I once met a white gentleman, who was a devoted member of ISKCON. He had named his sons Pundarikaksa and Jagganatha. He had changed his own name to an equally ancient Indian name for Krishna. And, I did sense some regret in his voice when he told me that his dad's name was Jack.

Looking at the first names in your family tree, and then yours, reminded me of this gentleman. Ah the things we inflict on our progeny.

But trust me, you came off relatively unscathed, it could have been much worse. After all, who in the world would like a name like "Desi Babu"?! But then, once you have it, you are stuck with it.

Peace!

Deepika Munot said...

Just for the sake or argument, would a shorter name have made you write any differently?!?! A writer by any other name would have written just as well or bad!! Does it change the way you see life? Does it change how people who mean anything to you, feel about you? I for one find classical Indian names, long or short incredibly appealing!! There is a regality about them that foreign names lack. I would have been proud with like Vaidehi, Gayatri, Rukmani......etc.

Shamita said...

I think Bishwanath is a beautiful name. It has an inexplicable aura about it.

Abhishek Mukherjee said...

My apologies, but the name always reminds me of the Subhash Ghai-Shatrughan Sinha iconic movie.

Anonymous said...

i don know why.....but to me u r always mr ghosh and ...true not ur name but ur writing makes me think ur from that much romantic bygone era......long long time ago times

Nivedita said...

I prefer traditional names any day and think your name is lovely.
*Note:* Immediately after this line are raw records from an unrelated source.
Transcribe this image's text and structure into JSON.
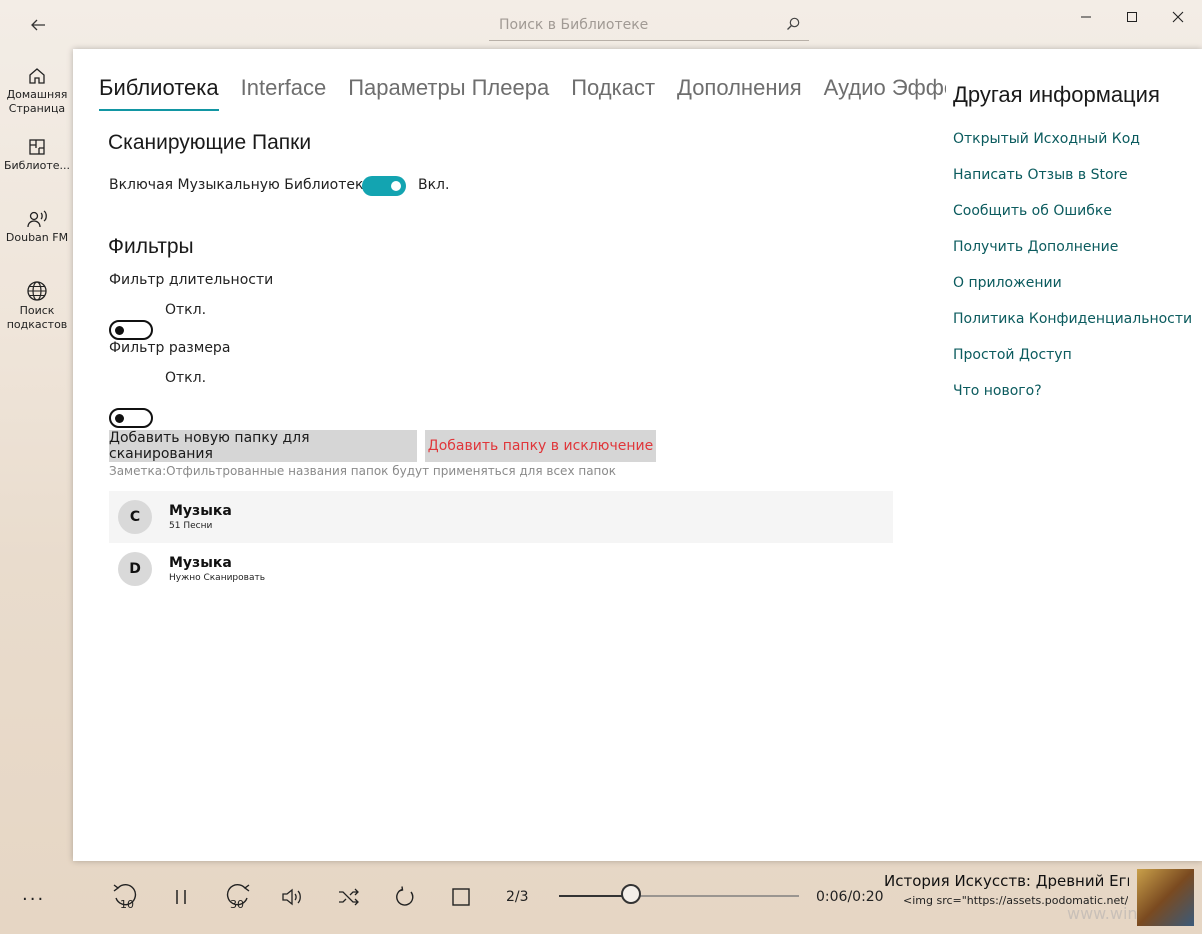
{
  "topbar": {
    "search_placeholder": "Поиск в Библиотеке"
  },
  "sidebar": {
    "items": [
      {
        "label": "Домашняя\nСтраница",
        "icon": "home-icon"
      },
      {
        "label": "Библиоте...",
        "icon": "library-icon"
      },
      {
        "label": "Douban FM",
        "icon": "radio-icon"
      },
      {
        "label": "Поиск\nподкастов",
        "icon": "globe-icon"
      }
    ],
    "more": "..."
  },
  "tabs": [
    "Библиотека",
    "Interface",
    "Параметры Плеера",
    "Подкаст",
    "Дополнения",
    "Аудио Эффекты"
  ],
  "library": {
    "scan_title": "Сканирующие Папки",
    "include_label": "Включая Музыкальную Библиотеку",
    "include_state": "Вкл.",
    "filters_title": "Фильтры",
    "duration_label": "Фильтр длительности",
    "duration_state": "Откл.",
    "size_label": "Фильтр размера",
    "size_state": "Откл.",
    "add_folder_btn": "Добавить новую папку для сканирования",
    "add_exclusion_btn": "Добавить папку в исключение",
    "note": "Заметка:Отфильтрованные названия папок будут применяться для всех папок",
    "folders": [
      {
        "drive": "C",
        "name": "Музыка",
        "sub": "51 Песни"
      },
      {
        "drive": "D",
        "name": "Музыка",
        "sub": "Нужно Сканировать"
      }
    ]
  },
  "other_info": {
    "title": "Другая информация",
    "links": [
      "Открытый Исходный Код",
      "Написать Отзыв в Store",
      "Сообщить об Ошибке",
      "Получить Дополнение",
      "О приложении",
      "Политика Конфиденциальности",
      "Простой Доступ",
      "Что нового?"
    ]
  },
  "player": {
    "rewind_label": "10",
    "forward_label": "30",
    "queue_pos": "2/3",
    "progress_fraction": 0.3,
    "time": "0:06/0:20",
    "track_title": "История Искусств: Древний Египет",
    "track_sub": "<img src=\"https://assets.podomatic.net/ts/",
    "watermark": "www.win"
  },
  "colors": {
    "accent": "#13a4b1",
    "link": "#0b5b5e",
    "exclusion_text": "#e0363a"
  }
}
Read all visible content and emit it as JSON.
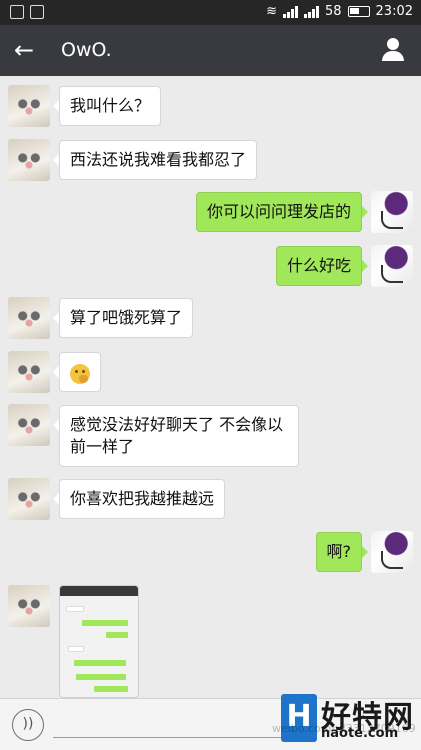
{
  "status_bar": {
    "battery": "58",
    "time": "23:02",
    "icons": [
      "notification-icon",
      "image-icon",
      "wifi-icon",
      "signal-icon",
      "battery-icon"
    ]
  },
  "header": {
    "title": "OwO.",
    "back_icon": "back-arrow-icon",
    "profile_icon": "person-icon"
  },
  "messages": [
    {
      "side": "in",
      "text": "我叫什么？"
    },
    {
      "side": "in",
      "text": "西法还说我难看我都忍了"
    },
    {
      "side": "out",
      "text": "你可以问问理发店的"
    },
    {
      "side": "out",
      "text": "什么好吃"
    },
    {
      "side": "in",
      "text": "算了吧饿死算了"
    },
    {
      "side": "in",
      "emoji": "thinking-face-emoji"
    },
    {
      "side": "in",
      "text": "感觉没法好好聊天了 不会像以前一样了"
    },
    {
      "side": "in",
      "text": "你喜欢把我越推越远"
    },
    {
      "side": "out",
      "text": "啊?"
    },
    {
      "side": "in",
      "image": "chat-screenshot-thumbnail"
    }
  ],
  "input_bar": {
    "voice_icon": "voice-icon",
    "value": ""
  },
  "watermark": {
    "logo": "H",
    "title": "好特网",
    "url": "haote.com",
    "faint_text": "weibo.com/u/3312709169"
  },
  "colors": {
    "titlebar": "#393a3f",
    "statusbar": "#262626",
    "outgoing_bubble": "#a0e75a",
    "incoming_bubble": "#ffffff",
    "background": "#ebebeb"
  }
}
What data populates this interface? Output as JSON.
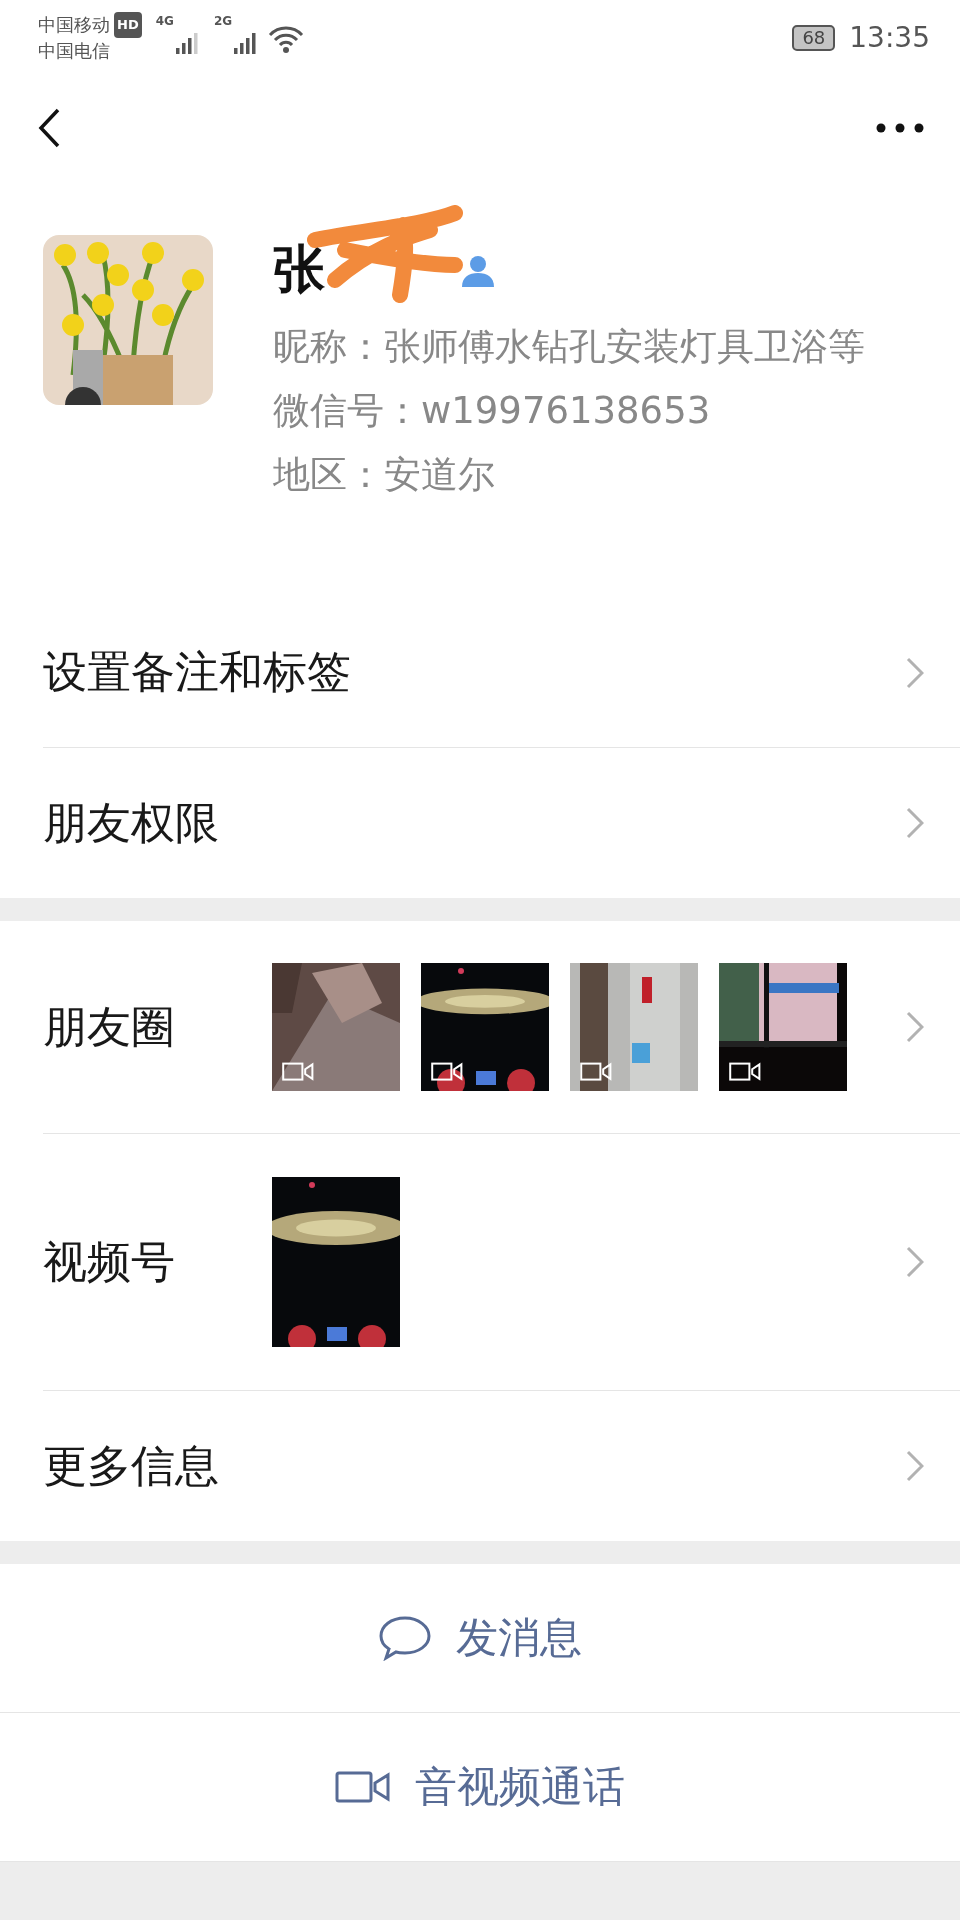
{
  "status_bar": {
    "carrier_1": "中国移动",
    "hd_badge": "HD",
    "carrier_2": "中国电信",
    "network_1": "4G",
    "network_2": "2G",
    "battery": "68",
    "time": "13:35"
  },
  "profile": {
    "name": "张",
    "name_redacted": true,
    "nickname": "昵称：张师傅水钻孔安装灯具卫浴等",
    "wechat_id": "微信号：w19976138653",
    "region": "地区：安道尔"
  },
  "sections": [
    {
      "rows": [
        {
          "kind": "plain",
          "label": "设置备注和标签"
        },
        {
          "kind": "plain",
          "label": "朋友权限"
        }
      ]
    },
    {
      "rows": [
        {
          "kind": "moments",
          "label": "朋友圈",
          "thumbs": [
            {
              "kind": "picture",
              "video": true
            },
            {
              "kind": "picture",
              "video": true
            },
            {
              "kind": "picture",
              "video": true
            },
            {
              "kind": "picture",
              "video": true
            }
          ]
        },
        {
          "kind": "channels",
          "label": "视频号",
          "thumbs": [
            {
              "kind": "picture",
              "video": false
            }
          ]
        },
        {
          "kind": "plain",
          "label": "更多信息"
        }
      ]
    }
  ],
  "actions": [
    {
      "kind": "message",
      "label": "发消息"
    },
    {
      "kind": "call",
      "label": "音视频通话"
    }
  ]
}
It sounds very distinguished and has a personality about it. Some of today's names lack that personality. Plus I love the meaning-- lord of the world.

Anonymous said...

BG, Bishwanath ghosh, Bish, Bishy -- By any name you are the same awesome, sexy and a wonderful writer !!I kinda like your name.. the "Sh" is very sexy..

Especially the BG - the name I use would not have been there if your name would have been something else..

Keep writing ...

PS: The last line is hilarious!! "Oh BG"!!

meet deepti said...

Such a naughty end to the blogpost. :)

murali said...

Oh Bishy!

btw...i do admire your tenacity in constantly blogging, rain or tsunami!

I also find quaint, your use of 'members of the opposite sex' to refer to them!

Shanti...

Anuradha Goyal said...

You have touched many chords with that. People like me with extremely common name across the country...how I wish my parents had though a bit more before naming me.

Anubhuti said...

ha ha !! Did she ver get to know why you never met her again ??

I too have a long & unusual name but unlike you, I loved it all my life & still do. Infact, I hated it when ppl tried to call me anu. Later some of my friends named me bhuti, which sounds funny to ppl but I feel it's so much more personal than anu !! Now if someone would have called me that, I would've left him !

Anubhuti said...

by the way, how does Mr Ghosh sound. I think it's quite flambouyant ad flattering !!

Anonymous said...

hiiii SPARKLING MAN

when i came to know u for the first time..i got your name as Vishwanath. and after i met u only i got to know that u r "b........ the name , the looks and the writing a are attractive, different and really sparkling.......3 in one are so adorable...